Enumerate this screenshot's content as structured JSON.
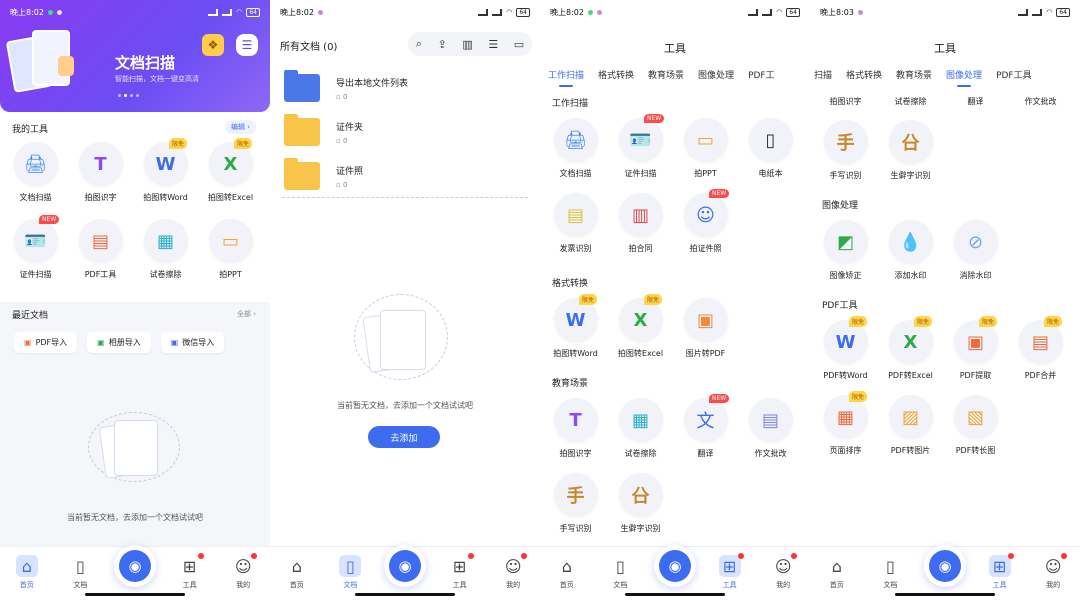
{
  "status": {
    "s1": {
      "time": "晚上8:02",
      "battery": "64"
    },
    "s2": {
      "time": "晚上8:02",
      "battery": "64"
    },
    "s3": {
      "time": "晚上8:02",
      "battery": "64"
    },
    "s4": {
      "time": "晚上8:03",
      "battery": "64"
    }
  },
  "nav": {
    "home": "首页",
    "docs": "文档",
    "tools": "工具",
    "mine": "我的"
  },
  "home": {
    "hero_title": "文档扫描",
    "hero_subtitle": "智能扫描，文档一键变高清",
    "my_tools_title": "我的工具",
    "edit_label": "编辑",
    "tools": [
      {
        "label": "文档扫描",
        "icon": "printer-icon",
        "badge": ""
      },
      {
        "label": "拍图识字",
        "icon": "text-t-icon",
        "badge": ""
      },
      {
        "label": "拍图转Word",
        "icon": "word-icon",
        "badge": "限免"
      },
      {
        "label": "拍图转Excel",
        "icon": "excel-icon",
        "badge": "限免"
      },
      {
        "label": "证件扫描",
        "icon": "id-card-icon",
        "badge": "NEW"
      },
      {
        "label": "PDF工具",
        "icon": "pdf-stack-icon",
        "badge": ""
      },
      {
        "label": "试卷擦除",
        "icon": "exam-icon",
        "badge": ""
      },
      {
        "label": "拍PPT",
        "icon": "ppt-icon",
        "badge": ""
      }
    ],
    "recent_title": "最近文档",
    "all_label": "全部",
    "imports": [
      {
        "label": "PDF导入"
      },
      {
        "label": "相册导入"
      },
      {
        "label": "微信导入"
      }
    ],
    "empty_text": "当前暂无文档，去添加一个文档试试吧"
  },
  "docs": {
    "title": "所有文档 (0)",
    "folders": [
      {
        "name": "导出本地文件列表",
        "count": "0"
      },
      {
        "name": "证件夹",
        "count": "0"
      },
      {
        "name": "证件照",
        "count": "0"
      }
    ],
    "empty_text": "当前暂无文档，去添加一个文档试试吧",
    "add_label": "去添加"
  },
  "tools_page": {
    "title": "工具",
    "tabs_a": [
      "工作扫描",
      "格式转换",
      "教育场景",
      "图像处理",
      "PDF工"
    ],
    "tabs_b": [
      "扫描",
      "格式转换",
      "教育场景",
      "图像处理",
      "PDF工具"
    ],
    "cats": {
      "work": "工作扫描",
      "format": "格式转换",
      "edu": "教育场景",
      "image": "图像处理",
      "pdf": "PDF工具"
    },
    "work_items": [
      {
        "label": "文档扫描",
        "badge": ""
      },
      {
        "label": "证件扫描",
        "badge": "NEW"
      },
      {
        "label": "拍PPT",
        "badge": ""
      },
      {
        "label": "电纸本",
        "badge": ""
      },
      {
        "label": "发票识别",
        "badge": ""
      },
      {
        "label": "拍合同",
        "badge": ""
      },
      {
        "label": "拍证件照",
        "badge": "NEW"
      }
    ],
    "format_items": [
      {
        "label": "拍图转Word",
        "badge": "限免"
      },
      {
        "label": "拍图转Excel",
        "badge": "限免"
      },
      {
        "label": "图片转PDF",
        "badge": ""
      }
    ],
    "edu_items": [
      {
        "label": "拍图识字",
        "badge": ""
      },
      {
        "label": "试卷擦除",
        "badge": ""
      },
      {
        "label": "翻译",
        "badge": "NEW"
      },
      {
        "label": "作文批改",
        "badge": ""
      },
      {
        "label": "手写识别",
        "badge": ""
      },
      {
        "label": "生僻字识别",
        "badge": ""
      }
    ],
    "top_row": [
      "拍图识字",
      "试卷擦除",
      "翻译",
      "作文批改"
    ],
    "edu_tail": [
      {
        "label": "手写识别"
      },
      {
        "label": "生僻字识别"
      }
    ],
    "image_items": [
      {
        "label": "图像矫正"
      },
      {
        "label": "添加水印"
      },
      {
        "label": "消除水印"
      }
    ],
    "pdf_items": [
      {
        "label": "PDF转Word",
        "badge": "限免"
      },
      {
        "label": "PDF转Excel",
        "badge": "限免"
      },
      {
        "label": "PDF提取",
        "badge": "限免"
      },
      {
        "label": "PDF合并",
        "badge": "限免"
      },
      {
        "label": "页面排序",
        "badge": "限免"
      },
      {
        "label": "PDF转图片",
        "badge": ""
      },
      {
        "label": "PDF转长图",
        "badge": ""
      }
    ]
  },
  "colors": {
    "accent": "#3d6cf0",
    "hero": "#7a45f3",
    "new_badge": "#ff4a4a",
    "free_badge": "#ffd54a"
  }
}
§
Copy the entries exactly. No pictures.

• _YOUR RESPONSE_:
Enumerate this screenshot's content as structured JSON.
{
  "status": {
    "s1": {
      "time": "晚上8:02",
      "battery": "64"
    },
    "s2": {
      "time": "晚上8:02",
      "battery": "64"
    },
    "s3": {
      "time": "晚上8:02",
      "battery": "64"
    },
    "s4": {
      "time": "晚上8:03",
      "battery": "64"
    }
  },
  "nav": {
    "home": "首页",
    "docs": "文档",
    "tools": "工具",
    "mine": "我的"
  },
  "home": {
    "hero_title": "文档扫描",
    "hero_subtitle": "智能扫描，文档一键变高清",
    "my_tools_title": "我的工具",
    "edit_label": "编辑",
    "tools": [
      {
        "label": "文档扫描",
        "icon": "printer-icon",
        "badge": ""
      },
      {
        "label": "拍图识字",
        "icon": "text-t-icon",
        "badge": ""
      },
      {
        "label": "拍图转Word",
        "icon": "word-icon",
        "badge": "限免"
      },
      {
        "label": "拍图转Excel",
        "icon": "excel-icon",
        "badge": "限免"
      },
      {
        "label": "证件扫描",
        "icon": "id-card-icon",
        "badge": "NEW"
      },
      {
        "label": "PDF工具",
        "icon": "pdf-stack-icon",
        "badge": ""
      },
      {
        "label": "试卷擦除",
        "icon": "exam-icon",
        "badge": ""
      },
      {
        "label": "拍PPT",
        "icon": "ppt-icon",
        "badge": ""
      }
    ],
    "recent_title": "最近文档",
    "all_label": "全部",
    "imports": [
      {
        "label": "PDF导入"
      },
      {
        "label": "相册导入"
      },
      {
        "label": "微信导入"
      }
    ],
    "empty_text": "当前暂无文档，去添加一个文档试试吧"
  },
  "docs": {
    "title": "所有文档 (0)",
    "folders": [
      {
        "name": "导出本地文件列表",
        "count": "0"
      },
      {
        "name": "证件夹",
        "count": "0"
      },
      {
        "name": "证件照",
        "count": "0"
      }
    ],
    "empty_text": "当前暂无文档，去添加一个文档试试吧",
    "add_label": "去添加"
  },
  "tools_page": {
    "title": "工具",
    "tabs_a": [
      "工作扫描",
      "格式转换",
      "教育场景",
      "图像处理",
      "PDF工"
    ],
    "tabs_b": [
      "扫描",
      "格式转换",
      "教育场景",
      "图像处理",
      "PDF工具"
    ],
    "cats": {
      "work": "工作扫描",
      "format": "格式转换",
      "edu": "教育场景",
      "image": "图像处理",
      "pdf": "PDF工具"
    },
    "work_items": [
      {
        "label": "文档扫描",
        "badge": ""
      },
      {
        "label": "证件扫描",
        "badge": "NEW"
      },
      {
        "label": "拍PPT",
        "badge": ""
      },
      {
        "label": "电纸本",
        "badge": ""
      },
      {
        "label": "发票识别",
        "badge": ""
      },
      {
        "label": "拍合同",
        "badge": ""
      },
      {
        "label": "拍证件照",
        "badge": "NEW"
      }
    ],
    "format_items": [
      {
        "label": "拍图转Word",
        "badge": "限免"
      },
      {
        "label": "拍图转Excel",
        "badge": "限免"
      },
      {
        "label": "图片转PDF",
        "badge": ""
      }
    ],
    "edu_items": [
      {
        "label": "拍图识字",
        "badge": ""
      },
      {
        "label": "试卷擦除",
        "badge": ""
      },
      {
        "label": "翻译",
        "badge": "NEW"
      },
      {
        "label": "作文批改",
        "badge": ""
      },
      {
        "label": "手写识别",
        "badge": ""
      },
      {
        "label": "生僻字识别",
        "badge": ""
      }
    ],
    "top_row": [
      "拍图识字",
      "试卷擦除",
      "翻译",
      "作文批改"
    ],
    "edu_tail": [
      {
        "label": "手写识别"
      },
      {
        "label": "生僻字识别"
      }
    ],
    "image_items": [
      {
        "label": "图像矫正"
      },
      {
        "label": "添加水印"
      },
      {
        "label": "消除水印"
      }
    ],
    "pdf_items": [
      {
        "label": "PDF转Word",
        "badge": "限免"
      },
      {
        "label": "PDF转Excel",
        "badge": "限免"
      },
      {
        "label": "PDF提取",
        "badge": "限免"
      },
      {
        "label": "PDF合并",
        "badge": "限免"
      },
      {
        "label": "页面排序",
        "badge": "限免"
      },
      {
        "label": "PDF转图片",
        "badge": ""
      },
      {
        "label": "PDF转长图",
        "badge": ""
      }
    ]
  },
  "colors": {
    "accent": "#3d6cf0",
    "hero": "#7a45f3",
    "new_badge": "#ff4a4a",
    "free_badge": "#ffd54a"
  }
}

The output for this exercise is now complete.